- Pull the roots apart with your hands and cut them into manageable chunks. At least three and no more than five eyeballs should be found in each serving. The next step is to use a sharp knife to cut the root cluster apart.
- The division process has reached the point where the little roots may be removed without damaging the larger, more substantial roots underneath.
- As soon as possible, transplant the original peony in the same spot.
Pests & Diseases That Bug Peonies
Peonies are lucky in that they can withstand attacks from several insects. Fungi are a major problem for peony plants because they relish the destruction they cause. When it rains, plants struggle to thrive.
The following are some problems that might arise.
1. Botrytis Blight
This fungus often appears during the rainy growth season. Cankers on the stems and spots of black or brown on the leaves are frequent symptoms of plant disease. There’s a chance the stems may turn black and wither. Flowers may also form brown buds.
If your peony plants get affected with botrytis blight, you must remove the diseased leaves immediately. During this time, you should also deadhead plants and remove any dead or diseased ones.

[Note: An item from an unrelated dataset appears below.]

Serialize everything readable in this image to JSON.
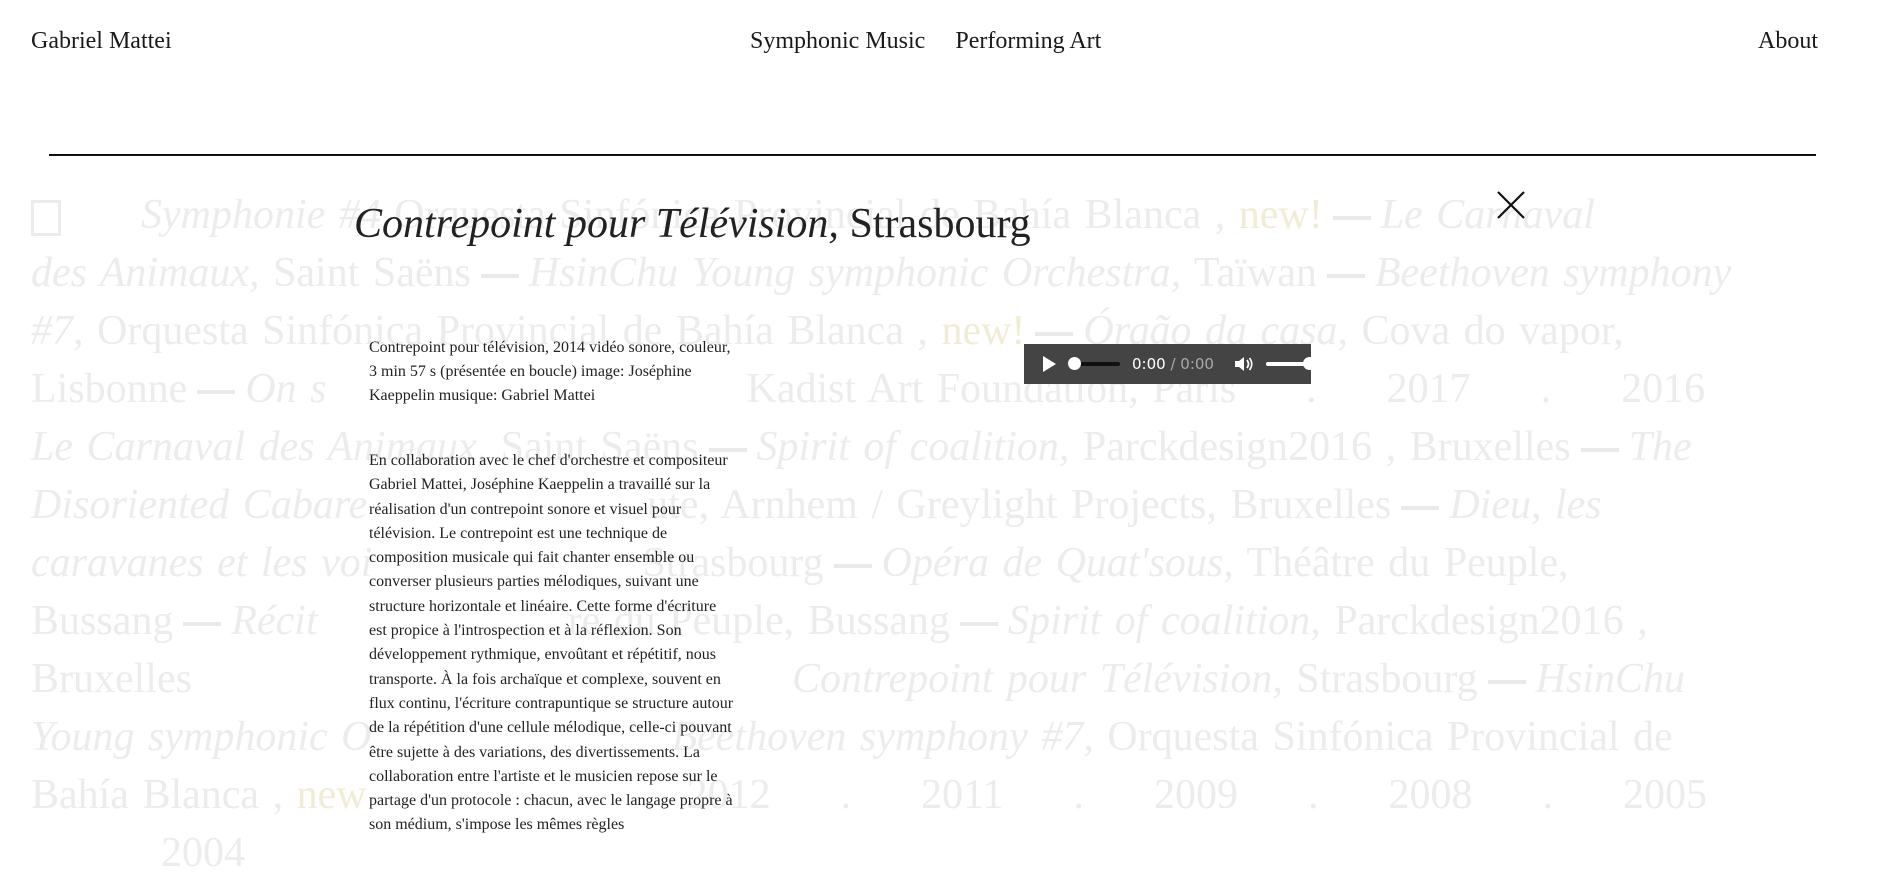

2. Powdery Mildew
Hundreds of different types of lants, including peony, are affected by this widespread disease. It will produce a white powdery covering on the plant’s leaves.
Powdery mildew may cause certain plants’ growth to stall, although it has little long-term effect on plant viability. You should prune and get rid of the diseased parts of the plant in the fall.
3. Peony Wilt
Another disease caused by fungi. When peony wilt infects the soil, it may kill the plant. You may ask the local extension service whether the stems have peony wilt.
If you see peony wilt, you have to get rid of the entire plant. Never plant peonies in the same spot again, and if you must, use different soil each time. You’ll have to make a whole new start in the new year.
Varieties Of Peonies To Grow In Pots
Since most peonies are cultivated in the ground, you’ll need to choose a variety that does well in pots. The finest alternatives are those that either remain compact or reach a mature height of typical peony. The following are some examples to think about.
This variety, often called Zhao’s Pink, may reach a height of 3 to 6 feet and a spread of 2 to 4 feet. Though it may seem like a lot, some types of garden plants provide even more yield.
If you’re looking for a more compact choice, CinnabarRed’s height and breadth both clock in at under 2 feet.
Fern Leaf Peony
The mature size of a fern leaf plant is about 1 to 2 feet in height and 12 to 16 inches in width.
Peonies are a kind of perennial plant that may potentially provide months of aesthetic appeal to your yard. They might survive for decades with annual upkeep. If you want your plants to thrive, you need to remember to water and fertilize them regularly. Pick a container that fits your needs.